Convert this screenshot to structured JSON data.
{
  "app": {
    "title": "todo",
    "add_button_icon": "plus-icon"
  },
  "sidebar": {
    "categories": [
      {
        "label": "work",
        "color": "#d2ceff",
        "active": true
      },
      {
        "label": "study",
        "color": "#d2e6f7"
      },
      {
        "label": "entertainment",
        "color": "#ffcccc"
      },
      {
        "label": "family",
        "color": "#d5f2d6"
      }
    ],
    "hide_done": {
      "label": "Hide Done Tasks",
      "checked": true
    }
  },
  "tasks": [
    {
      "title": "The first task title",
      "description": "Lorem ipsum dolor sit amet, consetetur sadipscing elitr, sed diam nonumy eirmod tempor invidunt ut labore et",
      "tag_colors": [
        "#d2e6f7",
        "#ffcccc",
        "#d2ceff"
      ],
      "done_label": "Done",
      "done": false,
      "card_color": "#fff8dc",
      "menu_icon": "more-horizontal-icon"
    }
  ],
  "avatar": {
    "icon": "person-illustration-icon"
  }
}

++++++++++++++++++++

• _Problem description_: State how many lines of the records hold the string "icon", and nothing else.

• _Solution for this problem_: 3